5. How should buyers select relevant TOM System™ Measures, and how does Social Value Portal help with this?
In our experience, many bidders welcome greater focus and clarity around what buyers are looking for and why – be it delivering on a policy objective or addressing a local need.
Context matters, however. The ask from the buyer must be proportionate and relevant for each contract, but also reflective of the needs for the community or communities it is serving. It is also worth asking whether a narrower focus on the Social Value outcomes you want will increase your chances of achieving that result.
By connecting Social Value outcomes to TOM System™ Measures, buyers can give clarity to bidders while also better measuring delivery under contract. This approach is effective whether the buyer is from the wider public sector, central government, or indeed the private sector.
We help our members identify the right focus areas and Measures through our Consultancy team’s Local Needs Analysis service, and also during onboarding, where our Social Value Advisers work with members to map key TOM System Measures.
6. How can buyers help suppliers to connect with VCSEs?
Enabling suppliers to connect with VCSEs is an effective tactic to amplify the Social Value delivered in a contract. It’s also something that buyers should prioritise early on.
Here are a few tips that can help:
- Promote networking: This could involve organising ‘Meet the buyer’ events, roundtables, and preliminary market engagement prior to tendering.
- Give ‘shoutouts’ to VCSEs: Identify relevant (and perhaps local) VCSEs aligned to your Social Value goals. Consider sharing these with bidders in advance of the tender and in your ITT bid pack.
- Debrief bidders after evaluation: If a buyer invites and expects VCSEs to feature in tender submissions, but feels that improvements can be made, they should communicate these to bidders to help enhance future submissions.
7. Suppliers have the skills, resources, and ideas to identify Social Value opportunities. How can buyers tap into these?
The first step in leveraging the unique knowledge and skillsets of the supply chain is to prioritise engaging the relevant organisations.
We have already discussed the importance of ‘meet the buyer’ events and roundtables for facilitating connections and networking. But this kind of preliminary market engagement is also an opportunity to gather ideas, draw insights, and identify pathways.
We would further encourage you to conduct thorough market research. Look at suppliers and the relevant activities they report on. These may be presented as Environmental, Social and Governance (ESG) reporting and case studies, but they will give you sense of the work that is already being done.
8. How does Social Value Portal use Local Needs Analysis to help councils identify their Social Value needs?

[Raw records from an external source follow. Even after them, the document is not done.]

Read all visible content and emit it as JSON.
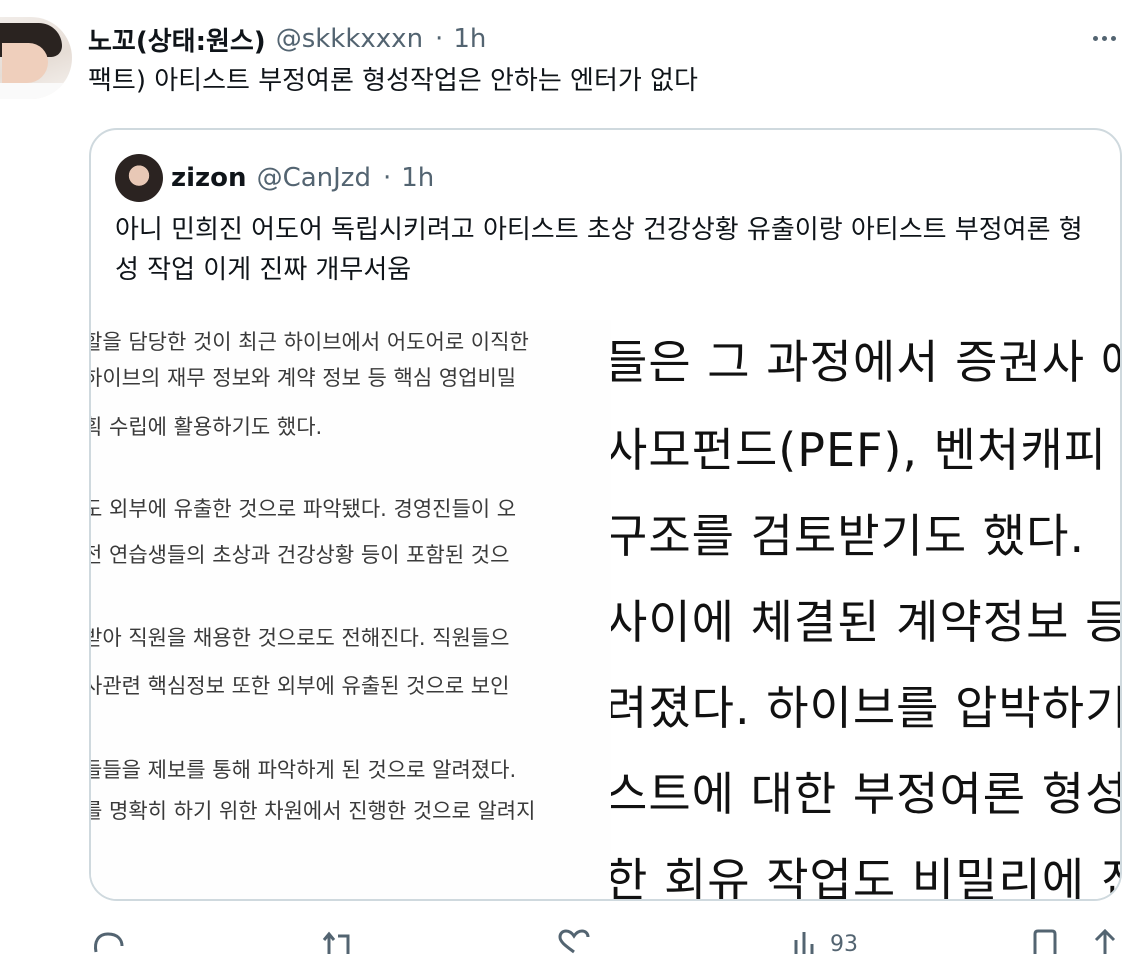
{
  "tweet": {
    "display_name": "노꼬(상태:원스)",
    "handle": "@skkkxxxn",
    "separator": "·",
    "time": "1h",
    "text": "팩트) 아티스트 부정여론 형성작업은 안하는 엔터가 없다"
  },
  "quoted": {
    "display_name": "zizon",
    "handle": "@CanJzd",
    "separator": "·",
    "time": "1h",
    "text": "아니 민희진 어도어 독립시키려고 아티스트 초상 건강상황 유출이랑 아티스트 부정여론 형성 작업 이게 진짜 개무서움",
    "image_left_lines": [
      "할을 담당한 것이 최근 하이브에서 어도어로 이직한",
      "하이브의 재무 정보와 계약 정보 등 핵심 영업비밀",
      "획 수립에 활용하기도 했다.",
      "도 외부에 유출한 것으로 파악됐다. 경영진들이 오",
      "전 연습생들의 초상과 건강상황 등이 포함된 것으",
      "받아 직원을 채용한 것으로도 전해진다. 직원들으",
      "사관련 핵심정보 또한 외부에 유출된 것으로 보인",
      "들들을 제보를 통해 파악하게 된 것으로 알려졌다.",
      "를 명확히 하기 위한 차원에서 진행한 것으로 알려지"
    ],
    "image_right_lines": [
      "들은 그 과정에서 증권사 애",
      "사모펀드(PEF), 벤처캐피",
      "구조를 검토받기도 했다.",
      "사이에 체결된 계약정보 등",
      "려졌다. 하이브를 압박하기",
      "스트에 대한 부정여론 형성",
      "한 회유 작업도 비밀리에 진"
    ]
  },
  "actions": {
    "views_count": "93",
    "icons": [
      "reply-icon",
      "retweet-icon",
      "like-icon",
      "views-icon",
      "bookmark-icon",
      "share-icon"
    ]
  },
  "colors": {
    "text": "#0f1419",
    "muted": "#536471",
    "border": "#cfd9de"
  }
}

The purpose of a Local Needs Analysis is to gain deeper insight into the key Social Value needs and opportunities in a local area. This ensures that Social Value activities can have a real and lasting impact. It also helps councils to focus interventions on a hyper-local level; after all, needs in one area of a local authority may be different to another.
Procuring councils can use these insights to inform suppliers’ bids and developers’ planning applications, and as a mechanism to deliver ‘place-based’ Social Value.

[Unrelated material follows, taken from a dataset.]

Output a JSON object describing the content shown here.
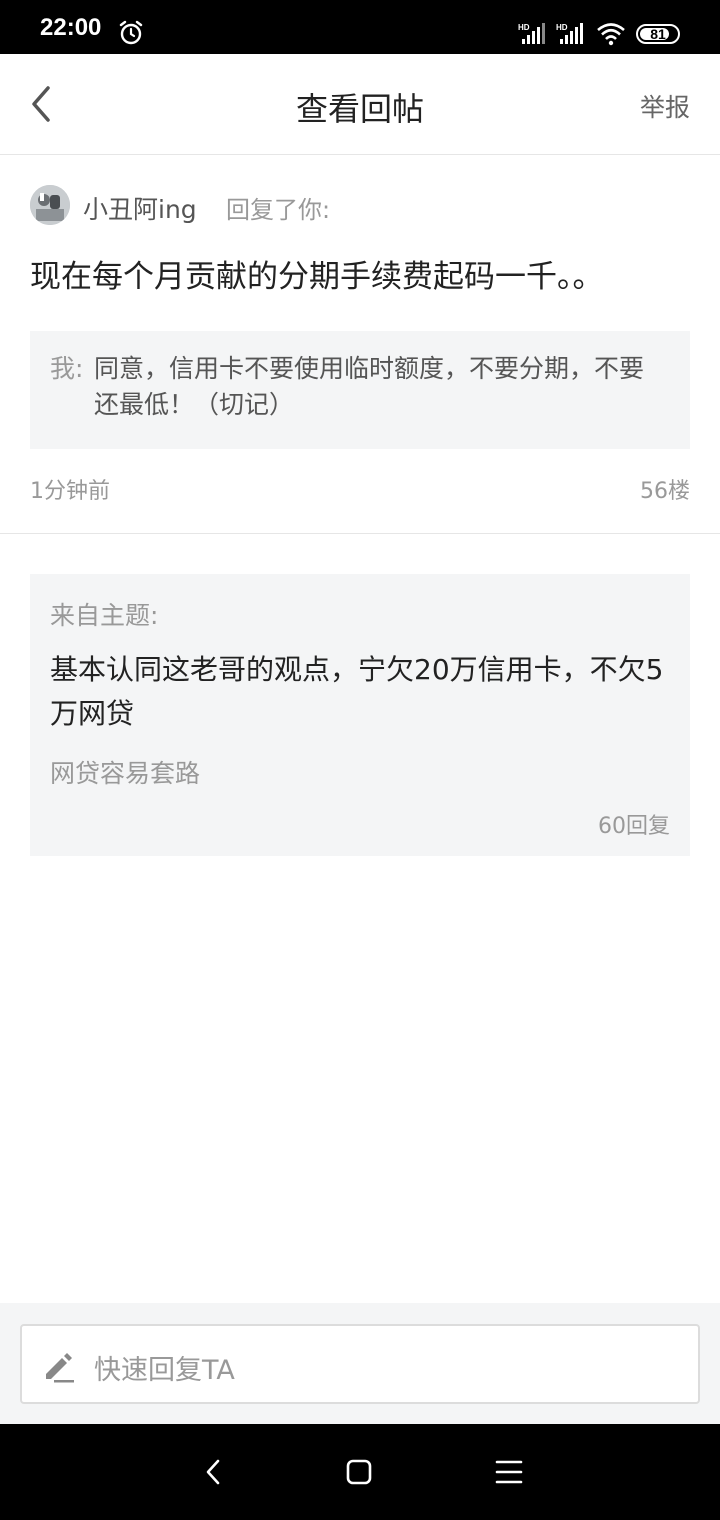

A Local Needs Analysis may include:
- A policy review: Comprehensive review of relevant policy documents.
- Deprivation analysis: Qualitative and quantitative (often using the Indices of Multiple Deprivation) research into the forms and geography of deprivation in the local area.

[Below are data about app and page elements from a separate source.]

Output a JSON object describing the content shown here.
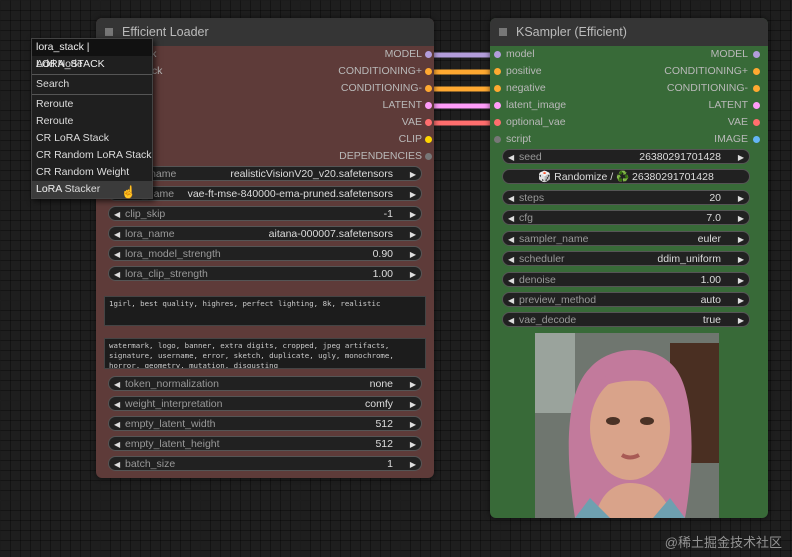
{
  "colors": {
    "loader_body": "#5e3b39",
    "ksampler_body": "#386a38",
    "model": "#b39ddb",
    "conditioning": "#ffa931",
    "latent": "#ff9cf9",
    "vae": "#ff6e6e",
    "clip": "#ffd500",
    "dependencies": "#777777",
    "script": "#777777",
    "image": "#64b5f6"
  },
  "loader": {
    "title": "Efficient Loader",
    "outputs": [
      "MODEL",
      "CONDITIONING+",
      "CONDITIONING-",
      "LATENT",
      "VAE",
      "CLIP",
      "DEPENDENCIES"
    ],
    "hidden_inputs": [
      "ck",
      "ack"
    ],
    "widgets": [
      {
        "label": "ckpt_name",
        "value": "realisticVisionV20_v20.safetensors"
      },
      {
        "label": "vae_name",
        "value": "vae-ft-mse-840000-ema-pruned.safetensors"
      },
      {
        "label": "clip_skip",
        "value": "-1"
      },
      {
        "label": "lora_name",
        "value": "aitana-000007.safetensors"
      },
      {
        "label": "lora_model_strength",
        "value": "0.90"
      },
      {
        "label": "lora_clip_strength",
        "value": "1.00"
      }
    ],
    "positive_prompt": "1girl, best quality, highres, perfect lighting, 8k, realistic",
    "negative_prompt": "watermark, logo, banner, extra digits, cropped, jpeg artifacts, signature, username, error, sketch, duplicate, ugly, monochrome, horror, geometry, mutation, disgusting",
    "widgets2": [
      {
        "label": "token_normalization",
        "value": "none"
      },
      {
        "label": "weight_interpretation",
        "value": "comfy"
      },
      {
        "label": "empty_latent_width",
        "value": "512"
      },
      {
        "label": "empty_latent_height",
        "value": "512"
      },
      {
        "label": "batch_size",
        "value": "1"
      }
    ]
  },
  "ksampler": {
    "title": "KSampler (Efficient)",
    "inputs": [
      "model",
      "positive",
      "negative",
      "latent_image",
      "optional_vae",
      "script"
    ],
    "outputs": [
      "MODEL",
      "CONDITIONING+",
      "CONDITIONING-",
      "LATENT",
      "VAE",
      "IMAGE"
    ],
    "seed": {
      "label": "seed",
      "value": "26380291701428"
    },
    "randomize_label": "🎲 Randomize / ♻️ 26380291701428",
    "widgets": [
      {
        "label": "steps",
        "value": "20"
      },
      {
        "label": "cfg",
        "value": "7.0"
      },
      {
        "label": "sampler_name",
        "value": "euler"
      },
      {
        "label": "scheduler",
        "value": "ddim_uniform"
      },
      {
        "label": "denoise",
        "value": "1.00"
      },
      {
        "label": "preview_method",
        "value": "auto"
      },
      {
        "label": "vae_decode",
        "value": "true"
      }
    ]
  },
  "context_menu": {
    "header": "lora_stack | LORA_STACK",
    "items": [
      "Add Node",
      "Search",
      "Reroute",
      "Reroute",
      "CR LoRA Stack",
      "CR Random LoRA Stack",
      "CR Random Weight LoRA",
      "LoRA Stacker"
    ],
    "highlighted": "LoRA Stacker"
  },
  "watermark": "@稀土掘金技术社区"
}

- An overview of the support ecosystem: Identification of potential local community partners to collaborate with to achieve lasting change.
- A Social Value action plan: Identification of specific interventions to address local needs with relevant community partners.
Ultimately, a Local Needs Analysis should help the council, as well as their suppliers, developers and stakeholders, to prioritise the Measures they will deliver against and partnerships that they engage with.
Learn more about Social Value in procurement!
And if you’re a business that wants to work with the public sector, you can find all the resources you need with our Bidder Toolkit.